Aelfred (the Great)


b. 849, Wantage, Berkshire
d. 26 Oct 899 (initially buried at Winchester) [1]

Title: Rex (King) (see note on royal styles)
Term: after 15 Apr 871 - 26 Oct 899
Chronology: after 15 Apr 871, acceded after the death of his brother, Æthelred; not consecrated [?] (see note on consecrations)
  26 Oct 899, died
Names/titles: Also spelled in Old English as Ælfræd; modern English: Alfred; byname: the Great

Ælfred was the youngest of the five sons of King Æthelwulf of Wessex. He journeyed to Rome twice as a child, in 853 and 855, where he is said (in retrospect) to have been consecrated king (853). Ælfred aided his brother, King Æthelred, to fight the invading Danes in 871 and distinguished himself in the Battle of Ashdown. When Æthelred died after Easter (15 Apr) 871, Ælfred assumed the kingship. In 875-876 Wessex was attacked by the Danish hosts, who occupied Wareham and Exeter. Ælfred reacted vigorously to these attacks, but late in 877 the Danes forced him to flee to the Somerset marshes. In May 878 Ælfred reassembled his army and won a great victory at Edington. He received the submission of Æthelred, ealdorman of the Mercians (c. 880) and was acknowledged as ruler of the English, perhaps from c. 880. At about the same time, Ælfred signed a treaty with Guthrum, king of the East Angles, laying down the boundaries of the Danelaw. After a temporary settlement was achieved with the Danes, Ælfred developed a system of defense based around fortified strongholds (burhs) and reorganized his army. He also began to encourage a revival in learning and in religious affairs, setting up schools, translating himself books into English. After studying the principles of lawgiving, Ælfred promulgated an important code of laws. In 885 he repelled an invasion of Kent by a Danish army, supported by the East Anglian Danes. In 886 Ælfred's army took the offensive and captured London, a success which brought him a recognition as 'king of the Anglo-Saxons'. The last years of his reign Ælfred resisted attacks of Danish forces.

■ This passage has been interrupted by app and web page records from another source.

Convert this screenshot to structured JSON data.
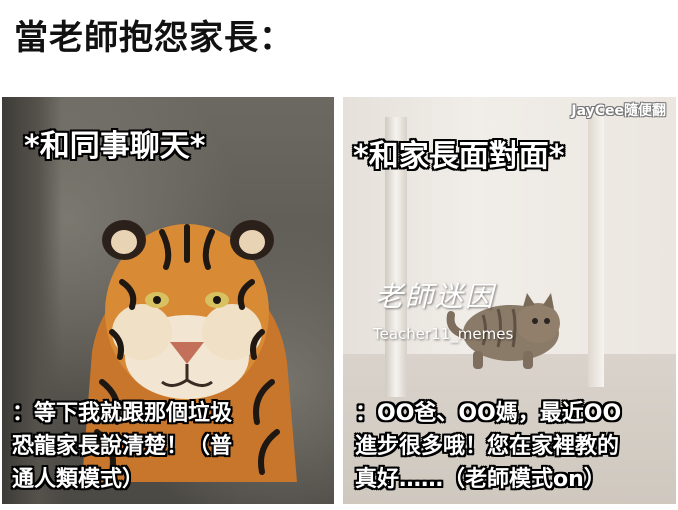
{
  "title": "當老師抱怨家長：",
  "left_panel": {
    "top_caption": "*和同事聊天*",
    "bottom_caption": [
      "：等下我就跟那個垃圾",
      "恐龍家長說清楚！（普",
      "通人類模式）"
    ]
  },
  "right_panel": {
    "credit": "JayCee隨便翻",
    "top_caption": "*和家長面對面*",
    "watermark_title": "老師迷因",
    "watermark_handle": "Teacher11_memes",
    "bottom_caption": [
      "：OO爸、OO媽，最近OO",
      "進步很多哦！您在家裡教的",
      "真好……（老師模式on）"
    ]
  }
}
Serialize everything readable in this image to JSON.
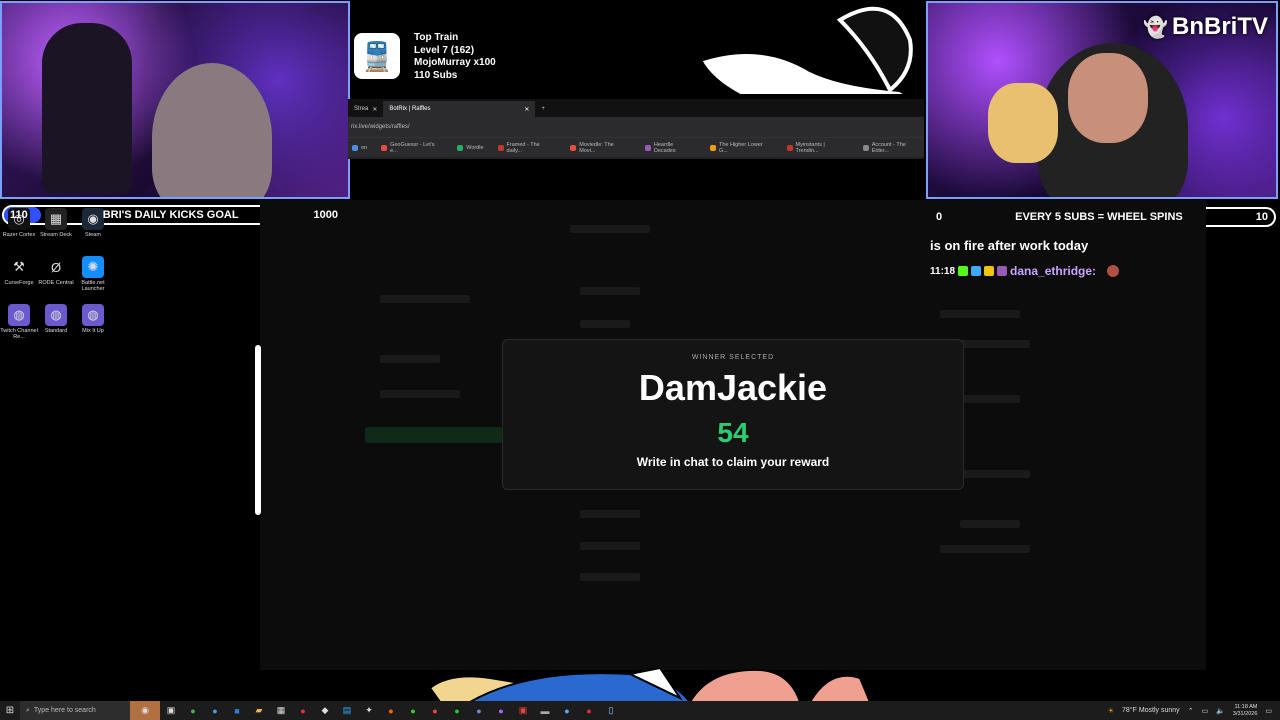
{
  "streamer": {
    "name": "BnBriTV"
  },
  "goals": {
    "left": {
      "current": "110",
      "label": "BRI'S DAILY KICKS GOAL",
      "target": "1000",
      "progress": 0.11
    },
    "right": {
      "current": "0",
      "label": "EVERY 5 SUBS = WHEEL SPINS",
      "target": "10",
      "progress": 0
    }
  },
  "desktop_icons": [
    {
      "label": "Razer Cortex",
      "icon": "razer-icon"
    },
    {
      "label": "Stream Deck",
      "icon": "stream-deck-icon"
    },
    {
      "label": "Steam",
      "icon": "steam-icon"
    },
    {
      "label": "CurseForge",
      "icon": "curseforge-icon"
    },
    {
      "label": "RODE Central",
      "icon": "rode-icon"
    },
    {
      "label": "Battle.net Launcher",
      "icon": "battlenet-icon"
    },
    {
      "label": "Twitch Channel Re...",
      "icon": "twitch-fingerprint-icon"
    },
    {
      "label": "Standard",
      "icon": "twitch-fingerprint-icon"
    },
    {
      "label": "Mix It Up",
      "icon": "twitch-fingerprint-icon"
    }
  ],
  "train": {
    "title": "Top Train",
    "level": "Level 7  (162)",
    "top_user": "MojoMurray x100",
    "subs": "110 Subs"
  },
  "browser": {
    "tabs": [
      {
        "label": "Strea"
      },
      {
        "label": "BotRix | Raffles"
      }
    ],
    "url": "rix.live/widgets/raffles/",
    "bookmarks": [
      {
        "label": "on",
        "color": "#4a90e2"
      },
      {
        "label": "GeoGuessr - Let's e...",
        "color": "#e74c3c"
      },
      {
        "label": "Wordle",
        "color": "#27ae60"
      },
      {
        "label": "Framed - The daily...",
        "color": "#c0392b"
      },
      {
        "label": "Moviedle: The Movi...",
        "color": "#e74c3c"
      },
      {
        "label": "Heardle Decades",
        "color": "#9b59b6"
      },
      {
        "label": "The Higher Lower G...",
        "color": "#f39c12"
      },
      {
        "label": "Myinstants | Trendin...",
        "color": "#c0392b"
      },
      {
        "label": "Account - The Elder...",
        "color": "#888888"
      }
    ]
  },
  "chat": {
    "line1": "is on fire after work today",
    "time": "11:18",
    "user": "dana_ethridge:"
  },
  "winner": {
    "caption": "WINNER SELECTED",
    "name": "DamJackie",
    "number": "54",
    "instruction": "Write in chat to claim your reward",
    "number_color": "#2ecc71"
  },
  "taskbar": {
    "search_placeholder": "Type here to search",
    "weather": "78°F  Mostly sunny",
    "time": "11:18 AM",
    "date": "3/31/2026"
  }
}
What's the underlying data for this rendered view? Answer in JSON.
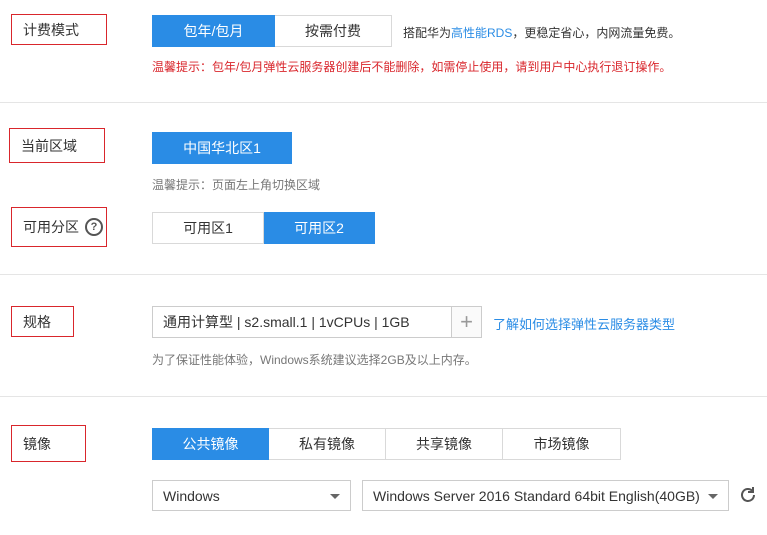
{
  "billing": {
    "label": "计费模式",
    "options": [
      "包年/包月",
      "按需付费"
    ],
    "selected": 0,
    "note_prefix": "搭配华为",
    "note_link": "高性能RDS",
    "note_suffix": "，更稳定省心，内网流量免费。",
    "warning": "温馨提示：包年/包月弹性云服务器创建后不能删除，如需停止使用，请到用户中心执行退订操作。"
  },
  "region": {
    "label": "当前区域",
    "value": "中国华北区1",
    "hint": "温馨提示：页面左上角切换区域"
  },
  "zone": {
    "label": "可用分区",
    "help_icon": "question-circle-icon",
    "options": [
      "可用区1",
      "可用区2"
    ],
    "selected": 1
  },
  "spec": {
    "label": "规格",
    "value": "通用计算型 | s2.small.1 | 1vCPUs | 1GB",
    "add_icon": "plus-icon",
    "link": "了解如何选择弹性云服务器类型",
    "hint": "为了保证性能体验，Windows系统建议选择2GB及以上内存。"
  },
  "image": {
    "label": "镜像",
    "tabs": [
      "公共镜像",
      "私有镜像",
      "共享镜像",
      "市场镜像"
    ],
    "selected": 0,
    "os_select": "Windows",
    "version_select": "Windows Server 2016 Standard 64bit English(40GB)",
    "refresh_icon": "refresh-icon"
  },
  "colors": {
    "accent": "#2a8ce5",
    "warning": "#d9262c",
    "label_border": "#d9262c"
  }
}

Biography sources: [2][3][4][5][6]

[1] "The Date of King Alfred's Death", by W.H. Stevenson, in ENGLISH HISTORICAL REVIEW, 13 (1898): 71-77.
[2] Handbook of British Chronology (1986)
[3] "The Anglo-Saxon Chronicle," ed. and trans. by G.N. Garmonsway (Everyman Press, London, 1953, reissued 1972, 1994).
[4] "The Blackwell Encyclopædia of Anglo-Saxon England", ed. by Michael Lapidge (Oxford, Blackwell, 1999).
[5] "Alfred the Great," ed. and trans. by Simon Keynes and Michael Lapidge (Penguin Classics, London, 1983).
[6] "The Regnal Dates of Alfred, Edward the Elder, and Athelstan," by Murray L. R. Beaven in ENGLISH HISTORICAL REVIEW, 32 (1917): 517-531.
  Image: coin of Ælfred the Great (obverse legend: ÆLFRED REX).
Last updated on: 14 Mar 2010 03:55:46